Segment Start: Records to process

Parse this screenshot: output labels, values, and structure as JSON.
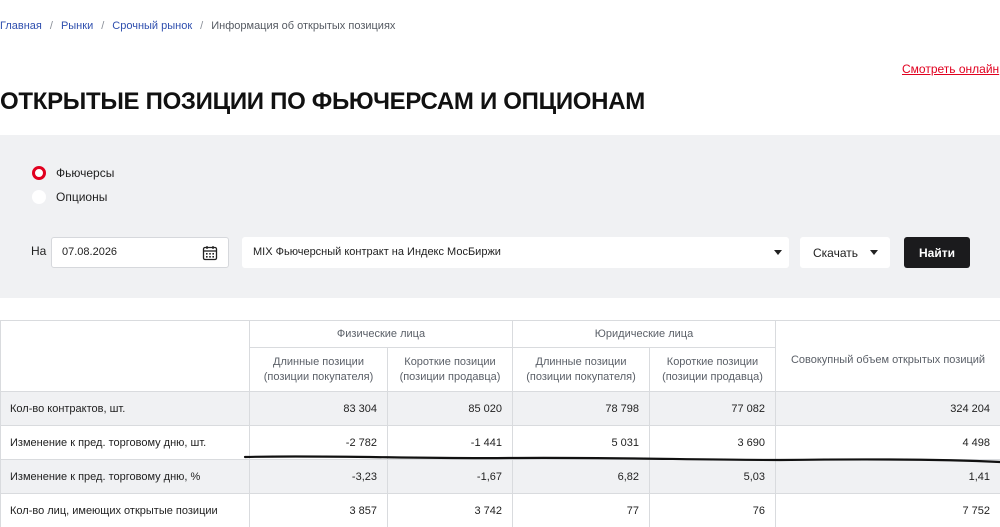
{
  "breadcrumb": {
    "items": [
      "Главная",
      "Рынки",
      "Срочный рынок"
    ],
    "current": "Информация об открытых позициях"
  },
  "header": {
    "watch_online": "Смотреть онлайн",
    "title": "ОТКРЫТЫЕ ПОЗИЦИИ ПО ФЬЮЧЕРСАМ И ОПЦИОНАМ"
  },
  "filters": {
    "instrument_type": {
      "options": [
        "Фьючерсы",
        "Опционы"
      ],
      "selected": "Фьючерсы"
    },
    "date_label": "На",
    "date_value": "07.08.2026",
    "instrument": "MIX Фьючерсный контракт на Индекс МосБиржи",
    "download_label": "Скачать",
    "find_label": "Найти"
  },
  "table": {
    "group_headers": [
      "Физические лица",
      "Юридические лица",
      "Совокупный объем открытых позиций"
    ],
    "sub_headers": [
      "Длинные позиции (позиции покупателя)",
      "Короткие позиции (позиции продавца)",
      "Длинные позиции (позиции покупателя)",
      "Короткие позиции (позиции продавца)"
    ],
    "rows": [
      {
        "label": "Кол-во контрактов, шт.",
        "values": [
          "83 304",
          "85 020",
          "78 798",
          "77 082",
          "324 204"
        ]
      },
      {
        "label": "Изменение к пред. торговому дню, шт.",
        "values": [
          "-2 782",
          "-1 441",
          "5 031",
          "3 690",
          "4 498"
        ]
      },
      {
        "label": "Изменение к пред. торговому дню, %",
        "values": [
          "-3,23",
          "-1,67",
          "6,82",
          "5,03",
          "1,41"
        ]
      },
      {
        "label": "Кол-во лиц, имеющих открытые позиции",
        "values": [
          "3 857",
          "3 742",
          "77",
          "76",
          "7 752"
        ]
      }
    ]
  },
  "colors": {
    "accent_red": "#e1001f",
    "link_blue": "#2f4fae",
    "panel_gray": "#f0f1f3",
    "button_dark": "#1b1b1d"
  },
  "icons": [
    "calendar-icon",
    "chevron-down-icon",
    "radio-checked-icon"
  ]
}
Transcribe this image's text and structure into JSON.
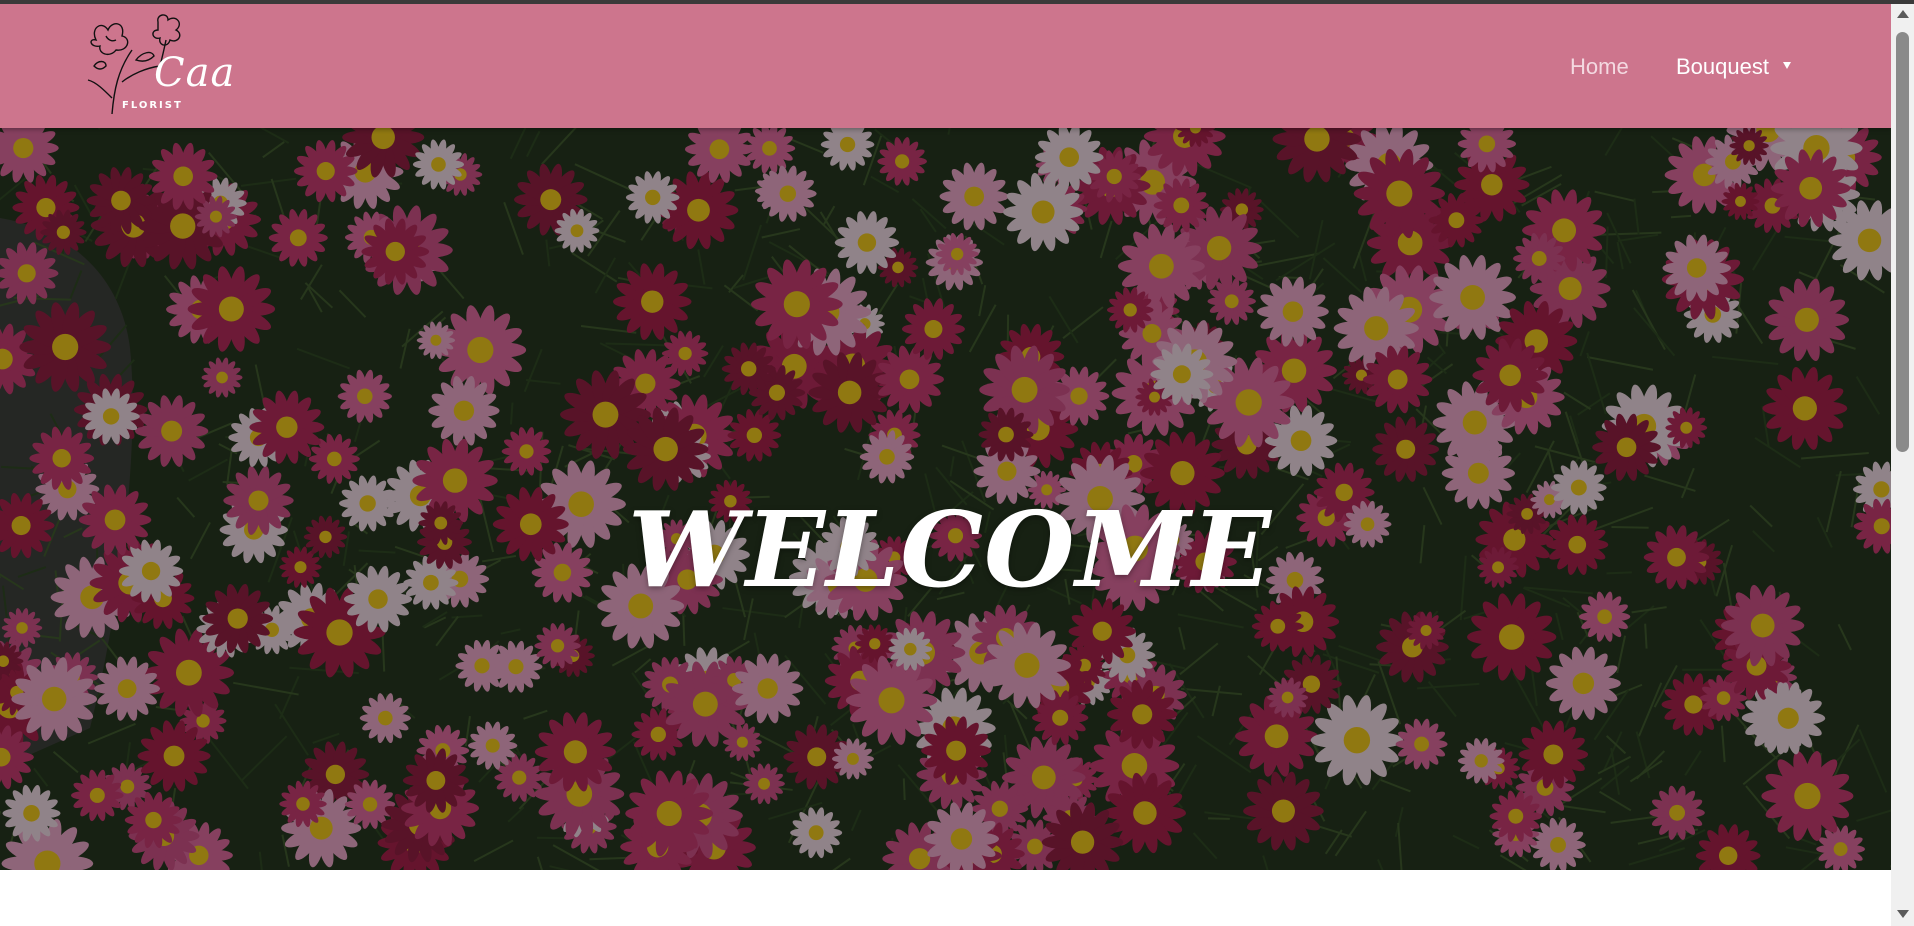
{
  "brand": {
    "name": "Caa",
    "tagline": "FLORIST"
  },
  "nav": {
    "home_label": "Home",
    "bouquet_label": "Bouquest"
  },
  "hero": {
    "title": "WELCOME"
  },
  "colors": {
    "navbar": "#cd758d",
    "home_link": "#f4d9e1",
    "link": "#ffffff"
  },
  "icons": {
    "dropdown": "caret-down-icon",
    "logo": "flower-logo-icon"
  }
}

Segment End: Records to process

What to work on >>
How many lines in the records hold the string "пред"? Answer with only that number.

Problem solution >>
2